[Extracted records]

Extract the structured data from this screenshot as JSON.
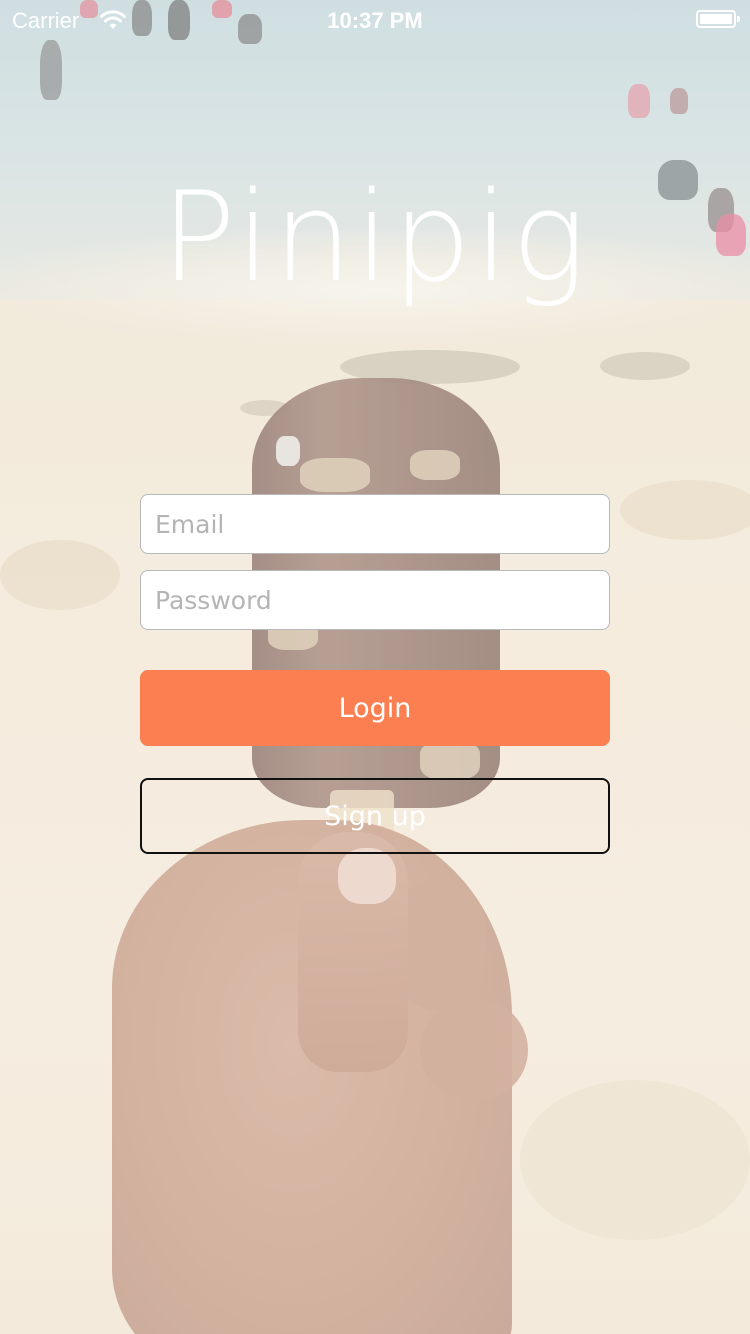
{
  "status_bar": {
    "carrier": "Carrier",
    "time": "10:37 PM",
    "wifi_icon": "wifi-icon",
    "battery_icon": "battery-icon",
    "battery_level": 1.0
  },
  "app": {
    "title": "Pinipig"
  },
  "login_form": {
    "email_placeholder": "Email",
    "email_value": "",
    "password_placeholder": "Password",
    "password_value": "",
    "login_label": "Login",
    "signup_label": "Sign up"
  },
  "colors": {
    "accent": "#fb7f50",
    "text_on_background": "#ffffff",
    "signup_border": "#111111"
  },
  "background": {
    "description_icon": "beach-photo"
  }
}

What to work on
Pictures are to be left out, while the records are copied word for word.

Worked solution
Extract the structured data from this screenshot as JSON.
{
  "status_bar": {
    "carrier": "Carrier",
    "time": "10:37 PM",
    "wifi_icon": "wifi-icon",
    "battery_icon": "battery-icon",
    "battery_level": 1.0
  },
  "app": {
    "title": "Pinipig"
  },
  "login_form": {
    "email_placeholder": "Email",
    "email_value": "",
    "password_placeholder": "Password",
    "password_value": "",
    "login_label": "Login",
    "signup_label": "Sign up"
  },
  "colors": {
    "accent": "#fb7f50",
    "text_on_background": "#ffffff",
    "signup_border": "#111111"
  },
  "background": {
    "description_icon": "beach-photo"
  }
}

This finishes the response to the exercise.